She doesn’t mention my favourite passage of all in the whole saga but perhaps it doesn’t merit literary attention. In The Horse and His Boy, chronologically the third book in the series, a blue-eyed youth called Shasta escapes the slavery of his cruel fisherman ‘father’, a dark skinned tyrant who looks nothing like him. Long story short, the boy runs away on a talking horse, meets a similarly dark skinned near-Princess, also running away – from an arranged marriage – on a talking mare, and travels across an exotic, Arabian Nights land, through near calamitous adventures and an exhausting desert trek to Archenland and Narnia. (Narnia, in my imagination, looked conveniently like Gloucestershire, a place my mother would drive us as children to picnic in the Cotswold village where she grew up.) Shasta turns out to be a Narnian baby lost at birth. All is neatly resolved.
Having made it through all the complications, slipping ahead of an invading army giving chase, Shasta finds himself alone, in thick fog, atop a mute horse. He is separated from everything and everyone he knows. He is exhausted, feels a failure, and is close to despair. In a timeless interlude, he has a terrified conversation with something or somebody unseen, next to him in the mist. Without him knowing, he’s being guided by the lion of the piece, Aslan, who talks to him like a stern vicar handing out school prizes.
The fog lifts. The lion has disappeared. He stumbles away from his horse and into Narnia for the first time. Fainting with hunger, he is met and scooped up by some friendly animals and a household of dwarves. Thanks to Shasta’s faint and weary tip-off, a centaur rushes away to warn the Narnian Court about the invading Calormenes (a caricature composite of North African, Arabian and South Asian cultures). The dwarves take charge and cook Shasta breakfast. Endless cups of tea, a feast of bacon, eggs and mushrooms, proper dairy butter slavishly spread over slice after slice of toast, the meal is served with incredible energy and lush description, to a boy who has never seen anything like it before in his life. The cups and plates are small, but never empty. Shasta practically overdoses on the most perfect, greasy spoon fry-up you could imagine. He then falls asleep at the table, snoring his head off.
I’m not sure I have ever encountered a better description of breakfast. Certainly not before and hardly since. There remains a sense of welcome, of relief, of arrival in the simple prose of the episode.
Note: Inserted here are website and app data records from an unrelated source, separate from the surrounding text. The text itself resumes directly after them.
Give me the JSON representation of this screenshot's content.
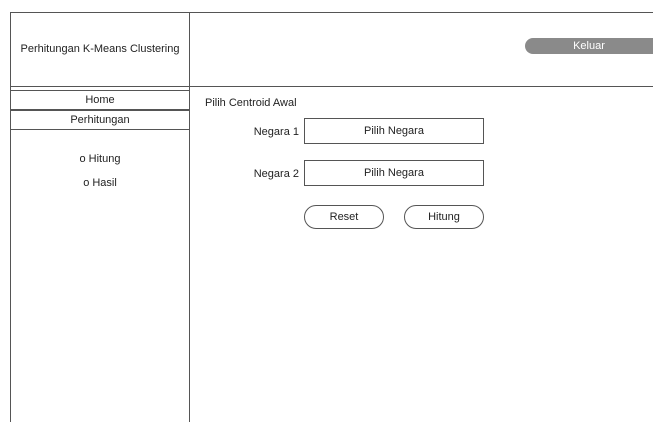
{
  "header": {
    "app_title": "Perhitungan K-Means Clustering",
    "logout_label": "Keluar"
  },
  "sidebar": {
    "items": [
      {
        "label": "Home"
      },
      {
        "label": "Perhitungan"
      }
    ],
    "sub_items": [
      {
        "label": "o Hitung"
      },
      {
        "label": "o Hasil"
      }
    ]
  },
  "main": {
    "section_title": "Pilih Centroid Awal",
    "fields": [
      {
        "label": "Negara 1",
        "value": "Pilih Negara"
      },
      {
        "label": "Negara 2",
        "value": "Pilih Negara"
      }
    ],
    "buttons": {
      "reset": "Reset",
      "hitung": "Hitung"
    }
  },
  "colors": {
    "logout_bg": "#8a8a8a",
    "border": "#555555"
  }
}
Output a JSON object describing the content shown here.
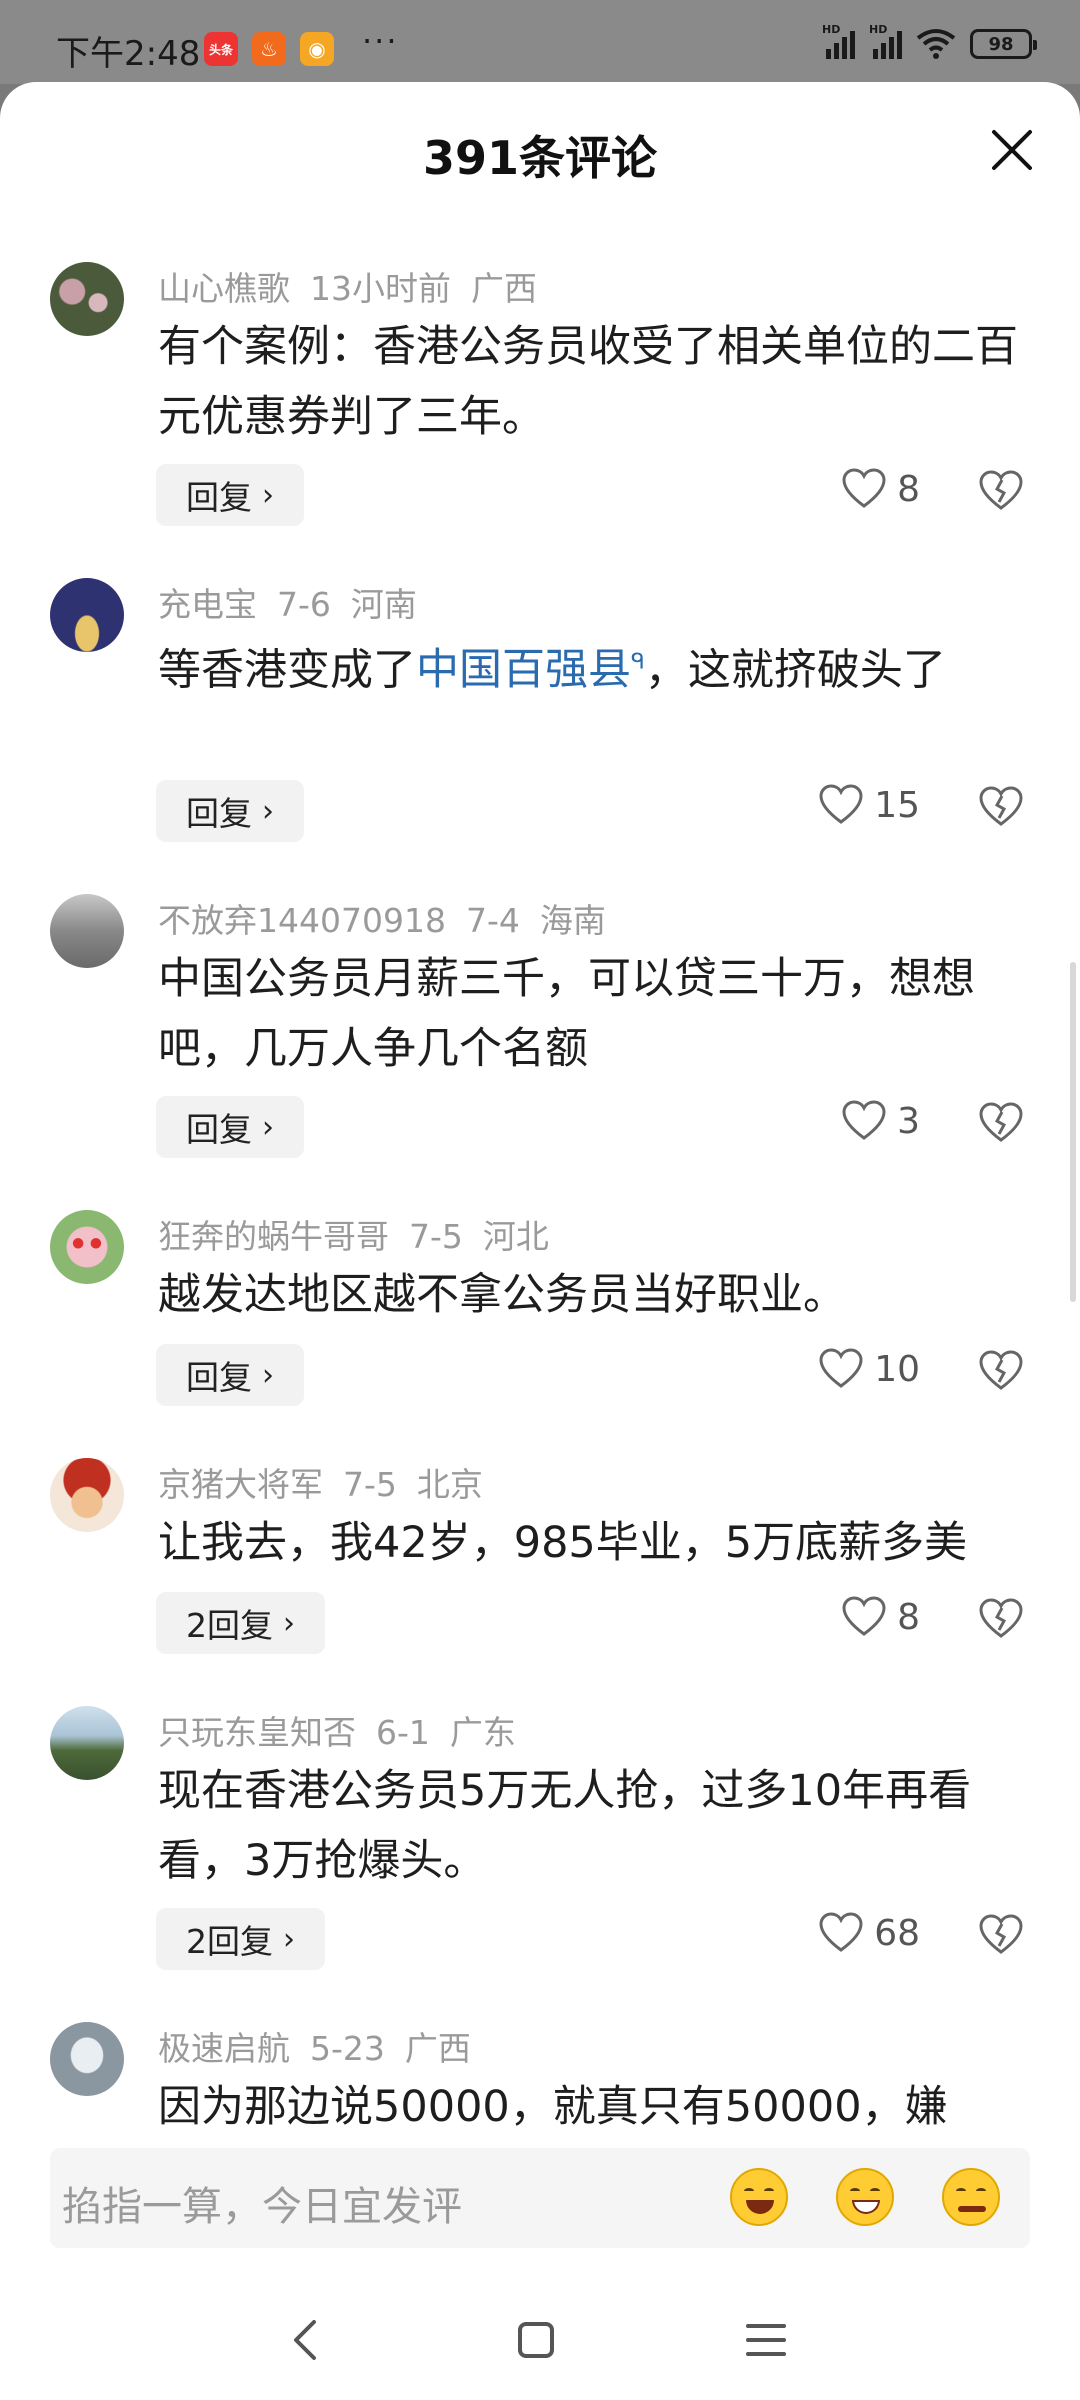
{
  "status_bar": {
    "time": "下午2:48",
    "app_icons": [
      "toutiao-app-icon",
      "orange-app-icon",
      "weibo-app-icon"
    ],
    "toutiao_label": "头条",
    "more": "···",
    "signal_label_1": "HD",
    "signal_label_2": "HD",
    "battery": "98"
  },
  "header": {
    "title": "391条评论",
    "close_icon": "close-icon"
  },
  "comments": [
    {
      "user": "山心樵歌",
      "time": "13小时前",
      "region": "广西",
      "text": "有个案例：香港公务员收受了相关单位的二百元优惠券判了三年。",
      "reply_label": "回复",
      "likes": "8"
    },
    {
      "user": "充电宝",
      "time": "7-6",
      "region": "河南",
      "text_before": "等香港变成了",
      "link_text": "中国百强县",
      "link_marker": "ᑫ",
      "text_after": "，这就挤破头了",
      "reply_label": "回复",
      "likes": "15"
    },
    {
      "user": "不放弃144070918",
      "time": "7-4",
      "region": "海南",
      "text": "中国公务员月薪三千，可以贷三十万，想想吧，几万人争几个名额",
      "reply_label": "回复",
      "likes": "3"
    },
    {
      "user": "狂奔的蜗牛哥哥",
      "time": "7-5",
      "region": "河北",
      "text": "越发达地区越不拿公务员当好职业。",
      "reply_label": "回复",
      "likes": "10"
    },
    {
      "user": "京猪大将军",
      "time": "7-5",
      "region": "北京",
      "text": "让我去，我42岁，985毕业，5万底薪多美",
      "reply_label": "2回复",
      "likes": "8"
    },
    {
      "user": "只玩东皇知否",
      "time": "6-1",
      "region": "广东",
      "text": "现在香港公务员5万无人抢，过多10年再看看，3万抢爆头。",
      "reply_label": "2回复",
      "likes": "68"
    },
    {
      "user": "极速启航",
      "time": "5-23",
      "region": "广西",
      "text": "因为那边说50000，就真只有50000，嫌"
    }
  ],
  "input_bar": {
    "placeholder": "掐指一算，今日宜发评",
    "emojis": [
      "laughing-emoji",
      "grinning-emoji",
      "thinking-emoji"
    ]
  },
  "nav_bar": {
    "icons": [
      "back-icon",
      "home-icon",
      "menu-icon"
    ]
  },
  "colors": {
    "link": "#2a6bb0",
    "meta_text": "#9a9a9a",
    "reply_bg": "#f2f2f2"
  }
}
Back in the real world, aged eight or nine, the soft white roll with home-made marmalade did pretty much the same job. My edible passport, it transported me to happiness. With each bite and an increasingly light heart, I knew I was being driven towards a promise of freedom that would not be broken for two whole days.